The image was shared here on Facebook by an account with 3,400 followers on February 8, 2022.

It appears to show a chest X-ray with a silhouette of a large cockroach in the bottom right-hand corner.

The Burmese-language text above the image translates to English as: "The doctor looked at the X-ray results and told the patient: "You have a live cockroach in your lungs. You will need to go abroad for surgery". Then the patient went to Singapore for surgery."

The post went on to claim that the patient was told by staff at a Singaporean hospital that the cockroach was “not in his chest but inside the X-ray machine”.

A screenshot of the false claim, taken on May 22, 2023

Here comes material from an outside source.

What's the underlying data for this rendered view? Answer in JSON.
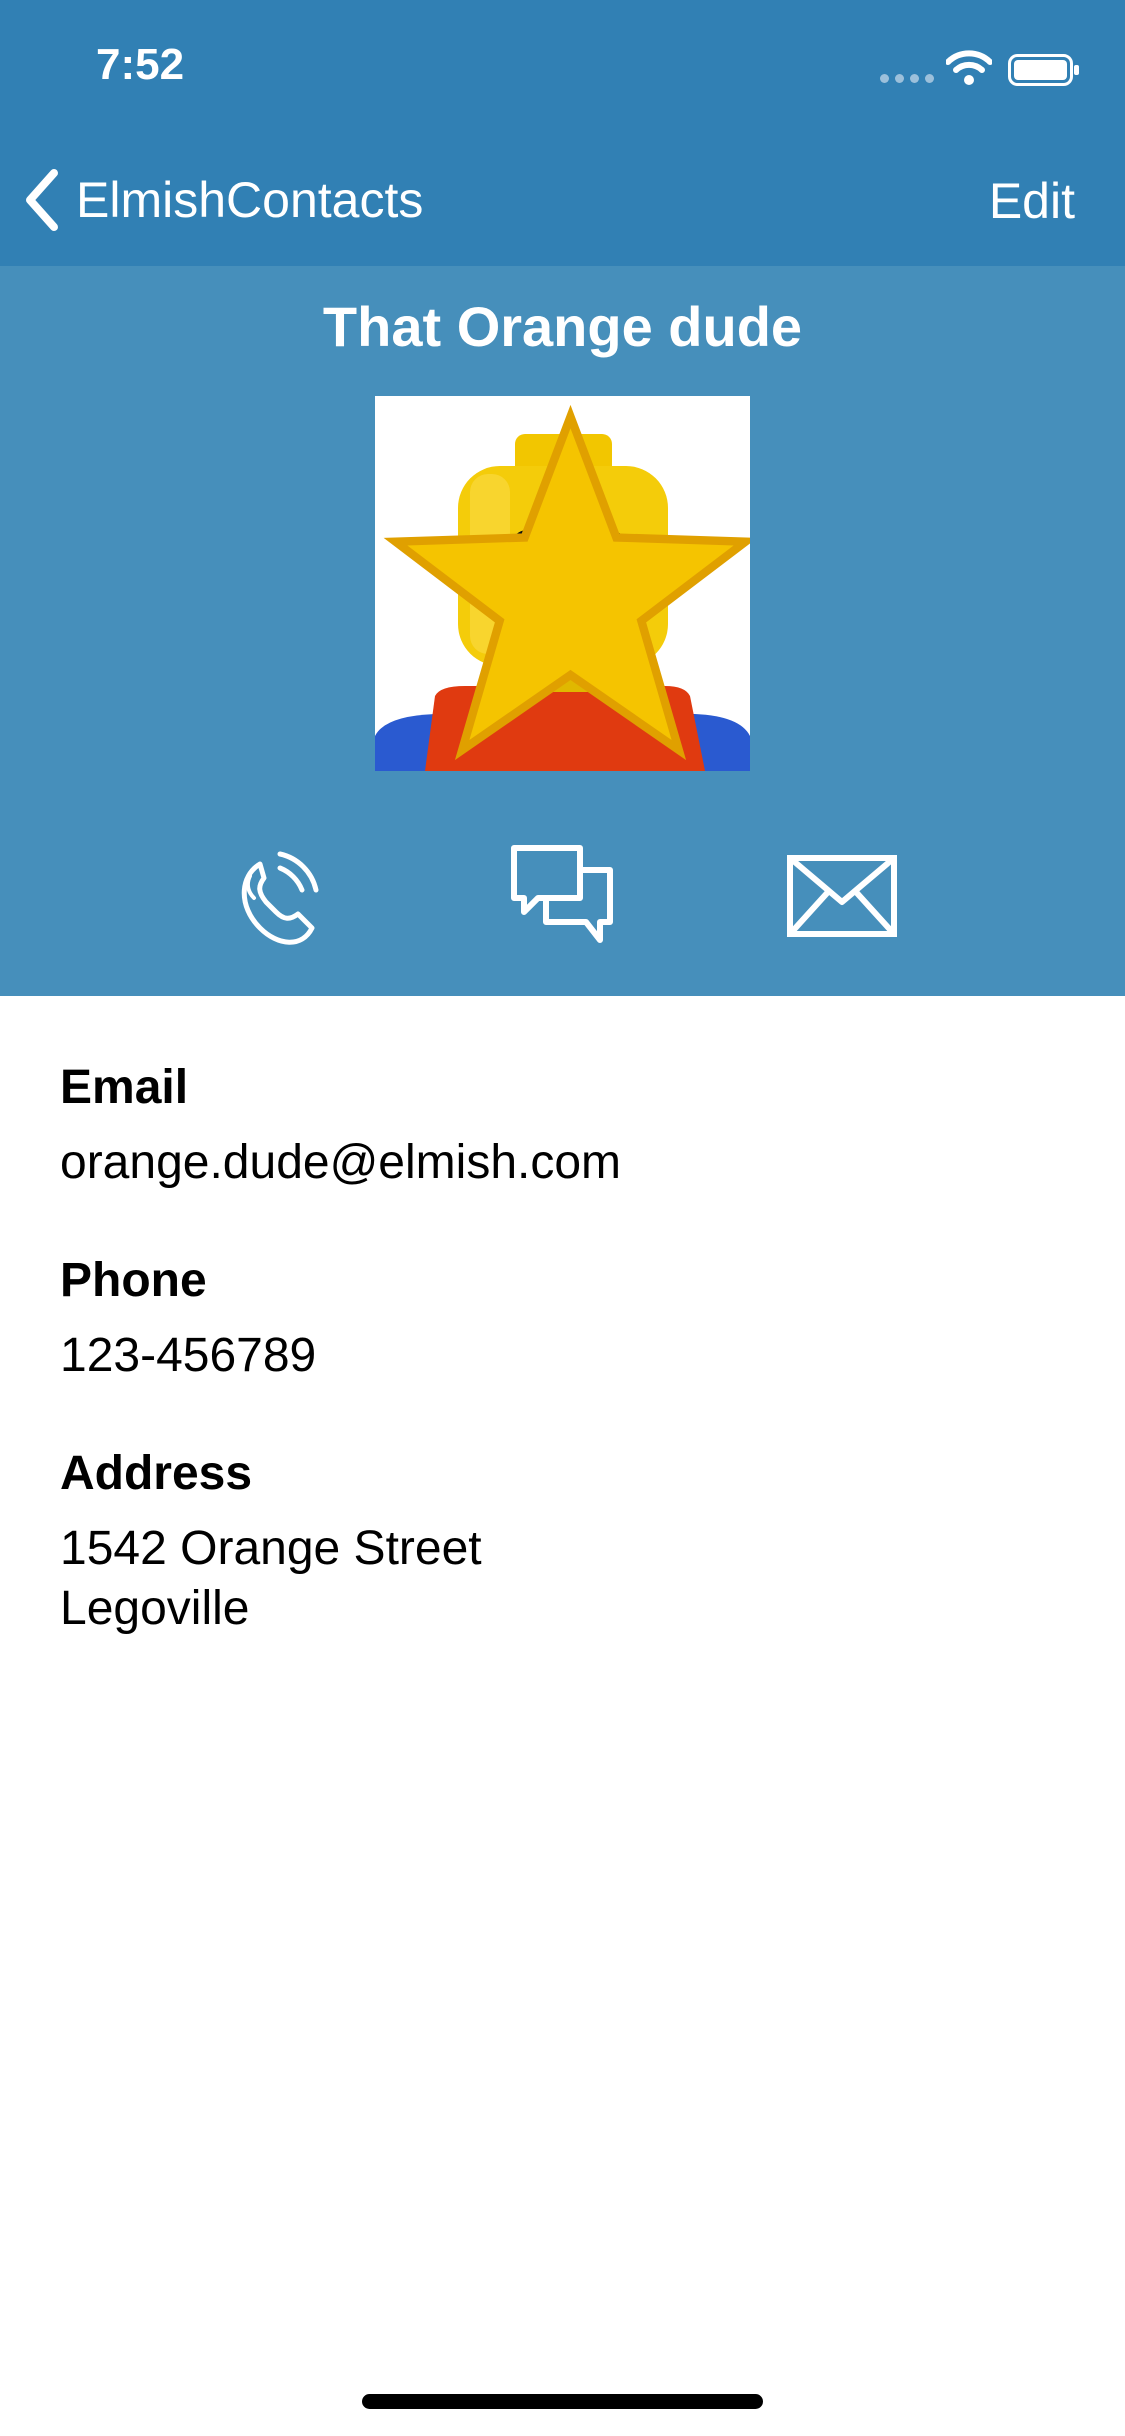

Breathing in foreign objects -- known as aspiration -- is a fairly common and potentially life-threatening occurrence in children, with most cases reported in those aged three and younger (archived links here and here).

While aspiration is less common in adults, an Australian man in 2018 had a cockroach extracted from his lungs after complaining of a "crawling sensation" (archived here).

However, the X-ray image has been manipulated to add the cockroach. It was also shared in multiple Burmese-language Facebook posts alongside a similar false claim in 2019; 2020; 2021; and 2022.

Some users left comments that suggested they believed the claim was true.

"Thanks to the X-ray machine that sent you to Singapore," one wrote.

Another appeared to believe the anecdote in the posts was from Myanmar, commenting: "This shows how Myanmar doctors work carelessly."

But the image has been doctored and the claim is an old hoax that has circulated since 2012.

Old hoax

A Google reverse image search found the original photo uploaded to Wikimedia Commons by Swedish doctor Mikael Häggström, dated June 28, 2017 (archived here).

There is no cockroach seen in the X-ray image.

The description reads: "Posteroanterior chest radiograph ("X-ray") taken of a 21-year-old woman who presented with pain on the left side of her thorax after colliding with another player during a soccer game. It shows a normal chest without any signs of injury."

Below is a screenshot comparison of the image in the false post (left) and the Wikimedia Commons photo (right):

The picture with no cockroach was also published by the US-based photo agency Shutterstock with the caption "Normal Posterio Anterior PA Chest X-ray" (archived here).

Earlier this month, AFP debunked a similar hoax about a man in Kenya that included a different X-ray image.

Further keyword searches found the claim about a man seeking treatment in Singapore for inhaling a cockroach is an old hoax, with various versions circulating since 2012, fact-checking site Snopes reported (archived here).

A 2017 version referred to a hospital in Zimbabwe and added a cockroach to an image of a 1954 X-ray of actress Marilyn Monroe (archived here).

Meanwhile, a 2012 Facebook post that did not include an image recounted a similar story but suggested the incident happened in Ghana.